Sustainability and Non-Market Enterprise

Credit: White Windmill by fxxu is licensed under CC0

Course Description

The primary goal of this course is to provide a toolset for characterizing and strategizing how nonmarket forces can shape current and future renewable energy markets. The course approaches the exploration and explanation of key concepts in renewable energy and sustainability nonmarket strategies through evidence-based examples. Main topics for the course include: a sociological approach to markets, renewable energy markets, nonmarket conditions, complex systems analysis, and renewable energy technology and business environments.

Course Description

EME 807 overviews a wide range of contemporary technologies in the context of sustainability and examines metrics for their assessment. The course explores the main principles that guide modern science and technology towards sustainable solutions. It covers such topics as resource management technologies, waste and wastewater treatment, renewable energy technologies, high performance buildings and transportation systems, application of informatics and feedback to sustainable systems, and more.

Energy in a Changing World

Credit: Green city concept, cut the leaves of plants, isolated over white by kirillov alexey, licensed through Shutterstock used with permission

Course Description

What is energy? It's the hot in heat, the glow in light, the push in wind, the pound in water, the sound of thunder and the crack of lightening. It is the pull that keeps us (and everything else!) from simply flying apart, and the promise of an oak deep in an acorn. It is all the same, and it is all different. Sunshine and waterfalls won't start your car, and wind won't run the dishwasher. But, if we match the form and timing of the energy with your needs, all of these things could be true.

Earth Surface Processes in the Critical Zone

Credit: Blue and Gray Moon during Nighttime by Jaymantri is licensed under CC0

Course Description

Rapid changes at Earth's surface, largely in response to human activity, have led to the realization that fundamental questions remain to be answered regarding the natural functioning of the Critical Zone, the thin veneer at Earth's surface where the atmosphere, lithosphere, hydrosphere and biosphere interact. EARTH 530 will introduce you to the basics necessary for understanding Earth surface processes in the Critical Zone through an integration of various scientific disciplines.

Materials in Today's World

Credit: James Webb Space Telescope Mirror 37 by NASA/MSFC/David Higginbotham/Emmett Given is Public domain

Course Description

What materials have you touched today? In today's society, virtually every segment of our personal and professional lives is influenced by the limitations, availability, and economic considerations of the materials used. Through readings and science documentaries, this course will show you how and why certain materials are selected for different applications and how the processing, structure, properties, and performance of materials are intrinsically linked.

Course Spotlight

From Advanced Python Programming for GIS (GEOG 489), learn advanced applications of Python for developing and customizing GIS software, designing user interfaces, solving complex geoprocessing tasks, and leveraging open source.Visit the course.

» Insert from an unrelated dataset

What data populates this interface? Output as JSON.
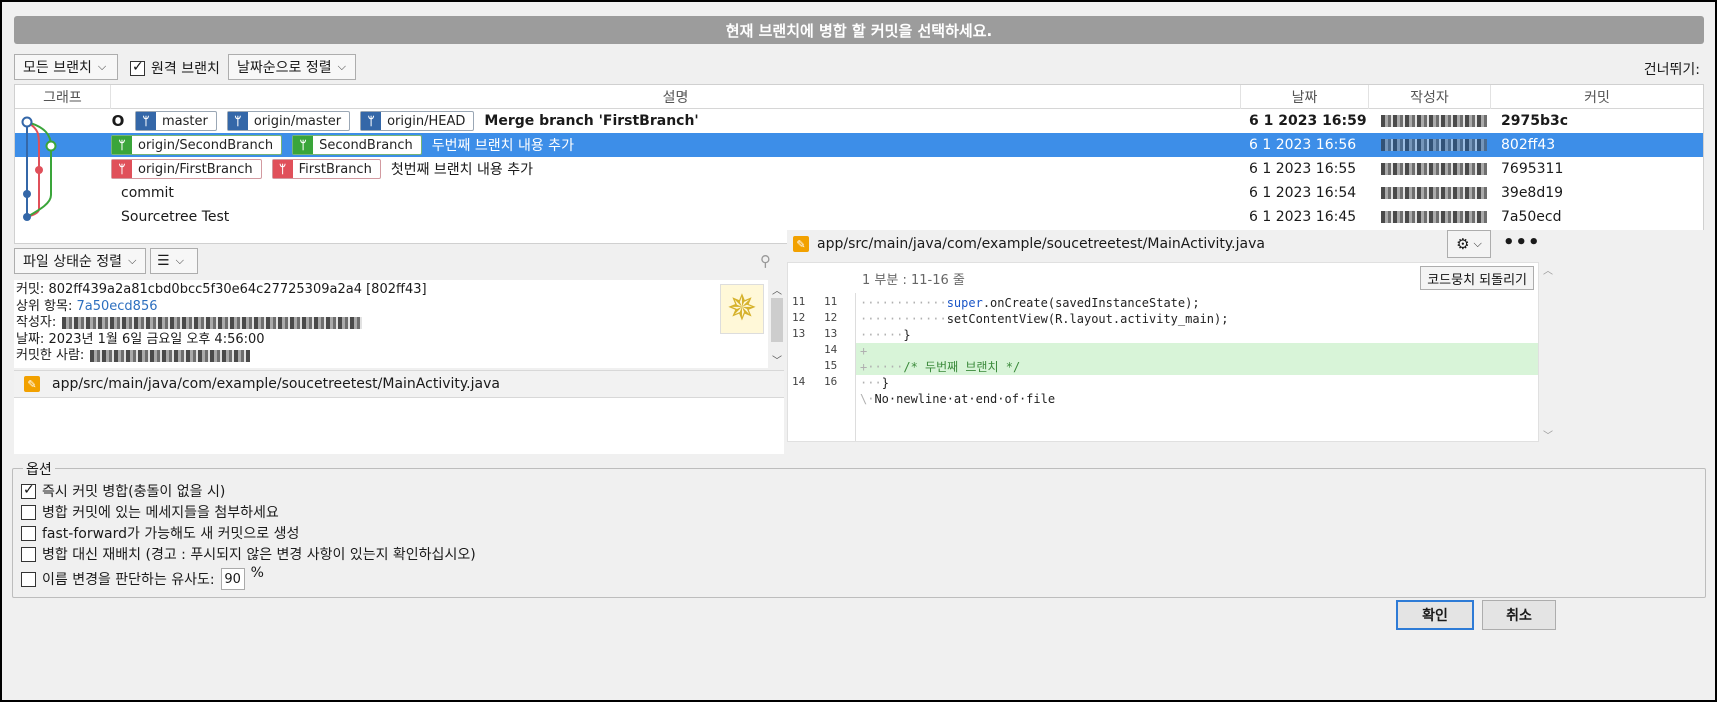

Faculty Spotlight

Dr. Tim Bralower standing on a research ship

Dr. Tim Bralower (Ph.D. 1986, Earth Sciences, University of California) is Professor of Geosciences at Penn State. He studies ancient climate change and mass extinction from the geological record. He has participated in five expeditions with the International Ocean Discovery Program and conducted field studies from Europe to the Caribbean and South America. He is a former Fulbright Scholar and a Fellow of the Geological Society of America. Bralower was Head of the Department of Geosciences for nine years. See what Dr. Bralower has to say about online education in Earth Sciences.